**Multi-Step Equations**

Multi-step equations involve more than two steps and often require students to use a combination of operations, including distribution and combining like terms. For instance, an equation like 3(x + 2) – 4 = 11 requires students to first distribute the 3, resulting in 3x + 6 – 4 = 11, then combine like terms to get 3x + 2 = 11, and finally solve for x by subtracting 2 and dividing by 3.

These equations teach students how to handle more complex algebraic expressions and develop their ability to simplify and manipulate equations. They also reinforce the importance of maintaining the equation’s balance through each step of the process.

**Equations with Variables on Both Sides**

Equations with variables on both sides, such as 2x + 3 = x + 5, require students to consolidate the variable terms on one side of the equation. In this example, students would subtract x from both sides to get x + 3 = 5 and then solve for x by subtracting 3 from both sides.

These problems help students understand the concept of equivalence and the importance of maintaining equality as they manipulate the equation. They also teach students to strategically choose which side of the equation to simplify, enhancing their strategic thinking and decision-making skills.

**Equations Involving Fractions and Decimals**

Equations that include fractions and decimals add an additional layer of complexity. For instance, solving \frac{x}{3} + 2 = 5 involves first subtracting 2 from both sides and then multiplying by 3 to eliminate the fraction. Similarly, equations with decimals require careful attention to decimal placement and operations.

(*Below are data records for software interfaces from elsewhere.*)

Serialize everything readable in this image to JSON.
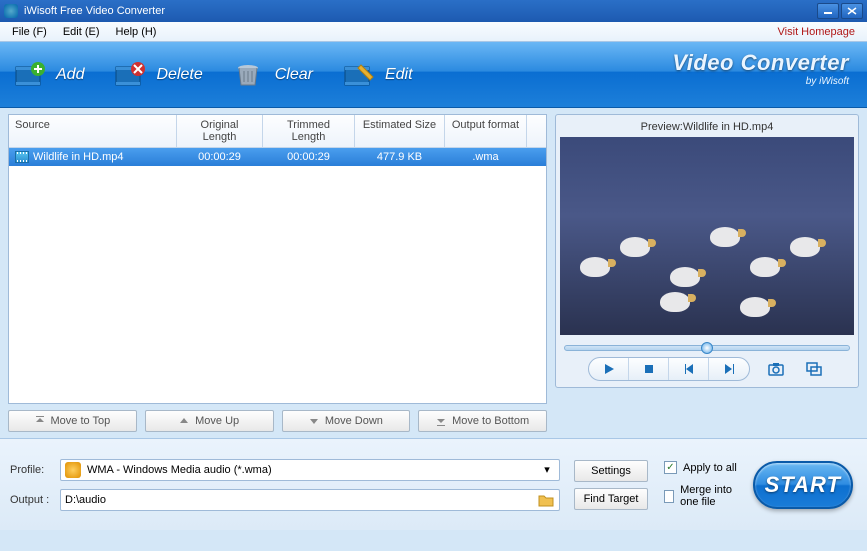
{
  "window": {
    "title": "iWisoft Free Video Converter"
  },
  "menu": {
    "file": "File (F)",
    "edit": "Edit (E)",
    "help": "Help (H)",
    "visit": "Visit Homepage"
  },
  "toolbar": {
    "add": "Add",
    "delete": "Delete",
    "clear": "Clear",
    "edit": "Edit"
  },
  "brand": {
    "title": "Video Converter",
    "sub": "by iWisoft"
  },
  "table": {
    "headers": {
      "source": "Source",
      "orig": "Original Length",
      "trim": "Trimmed Length",
      "size": "Estimated Size",
      "fmt": "Output format"
    },
    "rows": [
      {
        "name": "Wildlife in HD.mp4",
        "orig": "00:00:29",
        "trim": "00:00:29",
        "size": "477.9 KB",
        "fmt": ".wma"
      }
    ]
  },
  "movebtns": {
    "top": "Move to Top",
    "up": "Move Up",
    "down": "Move Down",
    "bottom": "Move to Bottom"
  },
  "preview": {
    "title": "Preview:Wildlife in HD.mp4"
  },
  "bottom": {
    "profile_label": "Profile:",
    "profile_value": "WMA - Windows Media audio (*.wma)",
    "output_label": "Output :",
    "output_value": "D:\\audio",
    "settings": "Settings",
    "findtarget": "Find Target",
    "apply": "Apply to all",
    "merge": "Merge into one file",
    "start": "START"
  }
}
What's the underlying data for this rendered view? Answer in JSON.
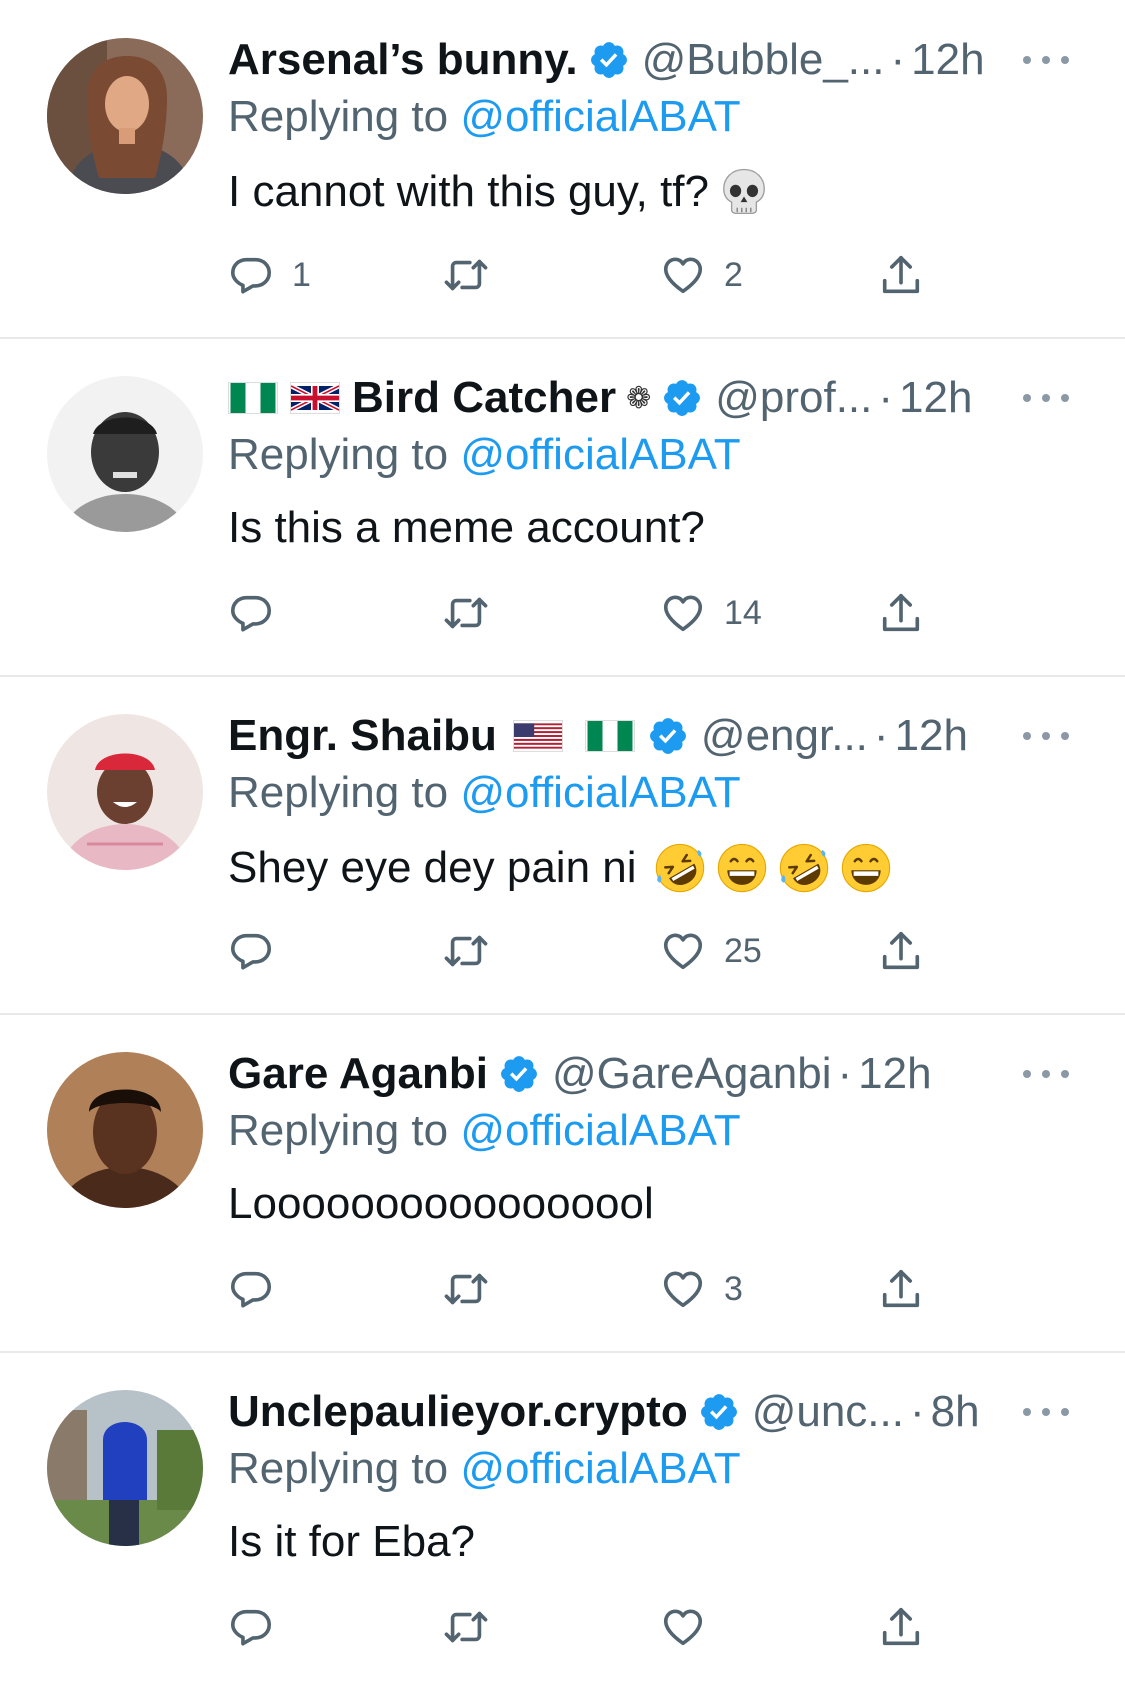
{
  "colors": {
    "link": "#1d9bf0",
    "muted": "#536471",
    "text": "#0f1419",
    "verified": "#1d9bf0"
  },
  "tweets": [
    {
      "name": "Arsenal’s bunny.",
      "handle": "@Bubble_...",
      "time": "12h",
      "replying_label": "Replying to",
      "replying_to": "@officialABAT",
      "text": "I cannot with this guy, tf?",
      "emojis": [
        "skull-emoji"
      ],
      "reply_count": "1",
      "retweet_count": "",
      "like_count": "2"
    },
    {
      "name": "Bird Catcher",
      "name_prefix_flags": [
        "nigeria-flag",
        "uk-flag"
      ],
      "name_suffix": "❁",
      "handle": "@prof...",
      "time": "12h",
      "replying_label": "Replying to",
      "replying_to": "@officialABAT",
      "text": "Is this a meme account?",
      "reply_count": "",
      "retweet_count": "",
      "like_count": "14"
    },
    {
      "name": "Engr. Shaibu",
      "name_suffix_flags": [
        "usa-flag",
        "nigeria-flag"
      ],
      "handle": "@engr...",
      "time": "12h",
      "replying_label": "Replying to",
      "replying_to": "@officialABAT",
      "text": "Shey eye dey pain ni",
      "emojis": [
        "rofl-emoji",
        "grin-emoji",
        "rofl-emoji",
        "grin-emoji"
      ],
      "reply_count": "",
      "retweet_count": "",
      "like_count": "25"
    },
    {
      "name": "Gare Aganbi",
      "handle": "@GareAganbi",
      "time": "12h",
      "replying_label": "Replying to",
      "replying_to": "@officialABAT",
      "text": "Looooooooooooooool",
      "reply_count": "",
      "retweet_count": "",
      "like_count": "3"
    },
    {
      "name": "Unclepaulieyor.crypto",
      "handle": "@unc...",
      "time": "8h",
      "replying_label": "Replying to",
      "replying_to": "@officialABAT",
      "text": "Is it for Eba?",
      "reply_count": "",
      "retweet_count": "",
      "like_count": ""
    }
  ]
}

These types of problems help students become comfortable with fractions and decimals in algebraic contexts, reinforcing their arithmetic skills and their ability to work with different numerical forms. They also teach students to be precise in their calculations, an essential skill in mathematics.

**Word Problems**

Word problems that involve single-variable equations require students to translate a real-world situation into an algebraic equation. For example, a problem might describe a scenario where a total cost is divided among several people, and students must determine the cost per person. These problems require students to identify the variable, set up the equation, and solve it.

Word problems develop students’ ability to apply algebraic concepts to real-world situations, enhancing their critical thinking and problem-solving skills. They also help students see the relevance of algebra in everyday life, making the subject more engaging and meaningful.

**Absolute Value Equations**

Absolute value equations, such as |x – 3| = 5, require students to consider both the positive and negative solutions that satisfy the equation. In this example, students must solve for both x – 3 = 5 and x – 3 = -5, leading to two potential solutions for x.

These problems teach students about the concept of absolute value and how it represents distance from zero on a number line. They also help students understand that equations can have more than one solution, broadening their understanding of algebraic concepts.

**Proportions and Percentages**

Equations involving proportions and percentages often require students to solve for a variable within a ratio or percentage context. For example, solving the equation x/100 = 0.75 involves multiplying both sides by 100 to find x = 75.

These problems help students understand the relationship between fractions, decimals, and percentages, and how they can be used interchangeably in mathematical contexts. They also reinforce the concept of scaling and proportional reasoning, important skills in both algebra and real-world problem-solving.